Jackson Carlaw MSP, health spokesman for the Scottish Conservatives, said: “This simply is not good enough for what is supposed to be one of Scotland’s flagship hospitals.

“There are serious questions here, not just about patient comfort and dignity, but also their wellbeing while in hospital. This shows the true picture when these inspections are 
carried out unannounced.”

Shadow health secretary Jackie Baillie said she was “extremely disappointed” that little action appeared to have been taken to improve dementia wards. “It is essential that any hospital environment is made suitable for people with dementia and for the health board to have failed to address this is unacceptable,” she said.

Alzheimer Scotland said the report showed care for dementia patients was “still nowhere close enough” to ensuring they receive the “best possible” quality of care in acute 
hospitals while Age Scotland said further improvements were “clearly necessary” but praised the progress made since last August’s inspection.

Norman Provan, associate director of Royal College of Nursing (RCN) Scotland, expressed concerns about staff shortages and nurses being “rushed off their feet” while pointing to capacity problems that leave patients “being treated in inappropriate wards”.

Melanie Hornett, nurse director at NHS Lothian, said a programme of improvements was being rolled out to make wards more dementia-friendly.

She said: “It is pleasing to note that significant progress has been made and, while we know there is always more to do, we are now regarded by Health Improvement Scotland as performing well in how we care for older people.

“There were some areas which the inspectors felt could be improved and we have already addressed these points.”

A Scottish Government spokesperson said: “This report shows that NHS Lothian has made considerable progress in improving care for older people. In the vast majority of cases older people were treated with dignity and respect, the A&E department has been adapting to the needs of people with cognitive impairment and ‘Dementia Champions’ are now used.

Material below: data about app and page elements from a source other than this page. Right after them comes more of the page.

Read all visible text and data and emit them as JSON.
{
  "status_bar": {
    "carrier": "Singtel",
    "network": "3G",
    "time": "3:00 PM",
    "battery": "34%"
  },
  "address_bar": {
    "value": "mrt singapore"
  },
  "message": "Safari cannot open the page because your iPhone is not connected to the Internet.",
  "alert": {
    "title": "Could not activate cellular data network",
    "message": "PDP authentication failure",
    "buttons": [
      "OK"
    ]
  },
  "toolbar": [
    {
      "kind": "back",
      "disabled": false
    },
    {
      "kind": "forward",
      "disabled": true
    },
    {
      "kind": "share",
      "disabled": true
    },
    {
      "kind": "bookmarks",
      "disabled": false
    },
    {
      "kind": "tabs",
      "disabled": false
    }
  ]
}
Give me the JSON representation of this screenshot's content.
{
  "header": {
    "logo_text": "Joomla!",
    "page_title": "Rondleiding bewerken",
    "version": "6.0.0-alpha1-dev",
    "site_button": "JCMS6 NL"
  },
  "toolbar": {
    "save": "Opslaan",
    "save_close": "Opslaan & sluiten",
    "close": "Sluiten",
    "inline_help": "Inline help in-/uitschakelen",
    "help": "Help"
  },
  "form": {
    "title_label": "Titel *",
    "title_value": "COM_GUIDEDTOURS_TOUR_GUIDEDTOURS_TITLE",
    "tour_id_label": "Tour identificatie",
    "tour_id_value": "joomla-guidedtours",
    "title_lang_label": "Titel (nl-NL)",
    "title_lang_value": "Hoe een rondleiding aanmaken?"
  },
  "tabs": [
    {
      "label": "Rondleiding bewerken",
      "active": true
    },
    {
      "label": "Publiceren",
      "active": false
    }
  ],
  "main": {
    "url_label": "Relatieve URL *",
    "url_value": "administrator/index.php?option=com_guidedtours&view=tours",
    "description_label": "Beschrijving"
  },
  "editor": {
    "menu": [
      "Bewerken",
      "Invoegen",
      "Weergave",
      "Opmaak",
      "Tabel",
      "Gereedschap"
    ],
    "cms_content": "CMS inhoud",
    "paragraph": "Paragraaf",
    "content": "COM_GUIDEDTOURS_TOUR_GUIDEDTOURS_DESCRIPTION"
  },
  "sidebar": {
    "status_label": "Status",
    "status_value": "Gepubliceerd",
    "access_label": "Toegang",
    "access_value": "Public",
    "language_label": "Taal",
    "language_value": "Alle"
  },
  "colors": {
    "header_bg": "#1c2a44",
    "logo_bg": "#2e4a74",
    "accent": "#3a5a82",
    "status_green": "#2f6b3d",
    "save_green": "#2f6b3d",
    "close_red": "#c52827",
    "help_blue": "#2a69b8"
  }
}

“However, further improvements can be made and NHS Lothian already has an action plan to make this happen.”